*** Block opens ***

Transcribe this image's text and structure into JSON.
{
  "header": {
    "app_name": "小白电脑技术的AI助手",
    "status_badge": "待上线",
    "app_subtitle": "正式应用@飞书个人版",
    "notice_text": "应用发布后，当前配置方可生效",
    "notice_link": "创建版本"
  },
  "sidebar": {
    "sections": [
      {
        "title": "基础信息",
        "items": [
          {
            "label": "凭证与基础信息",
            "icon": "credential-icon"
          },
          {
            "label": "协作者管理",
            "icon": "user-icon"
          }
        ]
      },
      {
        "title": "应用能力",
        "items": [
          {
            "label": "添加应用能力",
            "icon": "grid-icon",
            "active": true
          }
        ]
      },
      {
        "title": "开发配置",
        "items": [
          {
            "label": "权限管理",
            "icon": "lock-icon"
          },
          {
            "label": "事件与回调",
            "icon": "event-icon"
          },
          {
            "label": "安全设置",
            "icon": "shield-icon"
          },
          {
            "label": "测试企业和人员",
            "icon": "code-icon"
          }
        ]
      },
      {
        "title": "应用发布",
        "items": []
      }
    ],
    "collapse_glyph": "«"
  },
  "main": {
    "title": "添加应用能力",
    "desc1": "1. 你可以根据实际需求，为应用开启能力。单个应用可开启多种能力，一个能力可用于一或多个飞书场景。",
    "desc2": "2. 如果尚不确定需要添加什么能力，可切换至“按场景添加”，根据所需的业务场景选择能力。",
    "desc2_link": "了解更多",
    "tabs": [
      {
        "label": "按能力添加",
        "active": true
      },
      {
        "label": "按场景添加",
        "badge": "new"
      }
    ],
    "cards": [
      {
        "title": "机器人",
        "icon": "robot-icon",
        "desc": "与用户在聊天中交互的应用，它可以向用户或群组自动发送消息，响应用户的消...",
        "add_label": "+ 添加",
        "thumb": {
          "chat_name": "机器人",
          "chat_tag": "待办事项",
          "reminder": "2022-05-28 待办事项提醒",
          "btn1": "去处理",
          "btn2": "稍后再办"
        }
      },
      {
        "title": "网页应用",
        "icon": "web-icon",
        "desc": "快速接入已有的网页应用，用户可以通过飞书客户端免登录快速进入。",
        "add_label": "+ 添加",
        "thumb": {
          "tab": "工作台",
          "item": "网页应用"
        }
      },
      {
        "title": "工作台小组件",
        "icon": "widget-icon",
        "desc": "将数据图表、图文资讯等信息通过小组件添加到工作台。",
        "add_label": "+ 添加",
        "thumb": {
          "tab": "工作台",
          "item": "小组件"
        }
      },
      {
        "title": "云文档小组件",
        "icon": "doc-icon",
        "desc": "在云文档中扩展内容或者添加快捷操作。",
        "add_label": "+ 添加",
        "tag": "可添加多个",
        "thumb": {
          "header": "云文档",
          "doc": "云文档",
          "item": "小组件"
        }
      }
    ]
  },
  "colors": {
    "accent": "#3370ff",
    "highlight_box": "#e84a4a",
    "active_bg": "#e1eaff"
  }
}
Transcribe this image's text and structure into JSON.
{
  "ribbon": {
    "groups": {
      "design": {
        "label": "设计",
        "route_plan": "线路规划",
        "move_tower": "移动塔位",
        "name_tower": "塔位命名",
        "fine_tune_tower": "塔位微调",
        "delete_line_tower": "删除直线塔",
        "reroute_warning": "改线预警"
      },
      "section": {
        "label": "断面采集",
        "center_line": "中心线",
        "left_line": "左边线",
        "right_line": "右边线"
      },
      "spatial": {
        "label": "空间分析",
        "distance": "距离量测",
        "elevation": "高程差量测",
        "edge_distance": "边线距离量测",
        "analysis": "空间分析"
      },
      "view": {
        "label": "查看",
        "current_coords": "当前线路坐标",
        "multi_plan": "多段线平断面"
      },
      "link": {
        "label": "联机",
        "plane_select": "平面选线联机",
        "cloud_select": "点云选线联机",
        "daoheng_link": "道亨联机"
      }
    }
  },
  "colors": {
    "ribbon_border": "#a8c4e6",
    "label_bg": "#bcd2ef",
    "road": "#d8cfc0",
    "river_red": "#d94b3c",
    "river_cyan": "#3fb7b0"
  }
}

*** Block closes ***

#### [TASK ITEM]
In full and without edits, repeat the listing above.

#### [RESPONSE TO THIS TASK]
Transcribe this image's text and structure into JSON.
{
  "header": {
    "app_name": "小白电脑技术的AI助手",
    "status_badge": "待上线",
    "app_subtitle": "正式应用@飞书个人版",
    "notice_text": "应用发布后，当前配置方可生效",
    "notice_link": "创建版本"
  },
  "sidebar": {
    "sections": [
      {
        "title": "基础信息",
        "items": [
          {
            "label": "凭证与基础信息",
            "icon": "credential-icon"
          },
          {
            "label": "协作者管理",
            "icon": "user-icon"
          }
        ]
      },
      {
        "title": "应用能力",
        "items": [
          {
            "label": "添加应用能力",
            "icon": "grid-icon",
            "active": true
          }
        ]
      },
      {
        "title": "开发配置",
        "items": [
          {
            "label": "权限管理",
            "icon": "lock-icon"
          },
          {
            "label": "事件与回调",
            "icon": "event-icon"
          },
          {
            "label": "安全设置",
            "icon": "shield-icon"
          },
          {
            "label": "测试企业和人员",
            "icon": "code-icon"
          }
        ]
      },
      {
        "title": "应用发布",
        "items": []
      }
    ],
    "collapse_glyph": "«"
  },
  "main": {
    "title": "添加应用能力",
    "desc1": "1. 你可以根据实际需求，为应用开启能力。单个应用可开启多种能力，一个能力可用于一或多个飞书场景。",
    "desc2": "2. 如果尚不确定需要添加什么能力，可切换至“按场景添加”，根据所需的业务场景选择能力。",
    "desc2_link": "了解更多",
    "tabs": [
      {
        "label": "按能力添加",
        "active": true
      },
      {
        "label": "按场景添加",
        "badge": "new"
      }
    ],
    "cards": [
      {
        "title": "机器人",
        "icon": "robot-icon",
        "desc": "与用户在聊天中交互的应用，它可以向用户或群组自动发送消息，响应用户的消...",
        "add_label": "+ 添加",
        "thumb": {
          "chat_name": "机器人",
          "chat_tag": "待办事项",
          "reminder": "2022-05-28 待办事项提醒",
          "btn1": "去处理",
          "btn2": "稍后再办"
        }
      },
      {
        "title": "网页应用",
        "icon": "web-icon",
        "desc": "快速接入已有的网页应用，用户可以通过飞书客户端免登录快速进入。",
        "add_label": "+ 添加",
        "thumb": {
          "tab": "工作台",
          "item": "网页应用"
        }
      },
      {
        "title": "工作台小组件",
        "icon": "widget-icon",
        "desc": "将数据图表、图文资讯等信息通过小组件添加到工作台。",
        "add_label": "+ 添加",
        "thumb": {
          "tab": "工作台",
          "item": "小组件"
        }
      },
      {
        "title": "云文档小组件",
        "icon": "doc-icon",
        "desc": "在云文档中扩展内容或者添加快捷操作。",
        "add_label": "+ 添加",
        "tag": "可添加多个",
        "thumb": {
          "header": "云文档",
          "doc": "云文档",
          "item": "小组件"
        }
      }
    ]
  },
  "colors": {
    "accent": "#3370ff",
    "highlight_box": "#e84a4a",
    "active_bg": "#e1eaff"
  }
}
Transcribe this image's text and structure into JSON.
{
  "ribbon": {
    "groups": {
      "design": {
        "label": "设计",
        "route_plan": "线路规划",
        "move_tower": "移动塔位",
        "name_tower": "塔位命名",
        "fine_tune_tower": "塔位微调",
        "delete_line_tower": "删除直线塔",
        "reroute_warning": "改线预警"
      },
      "section": {
        "label": "断面采集",
        "center_line": "中心线",
        "left_line": "左边线",
        "right_line": "右边线"
      },
      "spatial": {
        "label": "空间分析",
        "distance": "距离量测",
        "elevation": "高程差量测",
        "edge_distance": "边线距离量测",
        "analysis": "空间分析"
      },
      "view": {
        "label": "查看",
        "current_coords": "当前线路坐标",
        "multi_plan": "多段线平断面"
      },
      "link": {
        "label": "联机",
        "plane_select": "平面选线联机",
        "cloud_select": "点云选线联机",
        "daoheng_link": "道亨联机"
      }
    }
  },
  "colors": {
    "ribbon_border": "#a8c4e6",
    "label_bg": "#bcd2ef",
    "road": "#d8cfc0",
    "river_red": "#d94b3c",
    "river_cyan": "#3fb7b0"
  }
}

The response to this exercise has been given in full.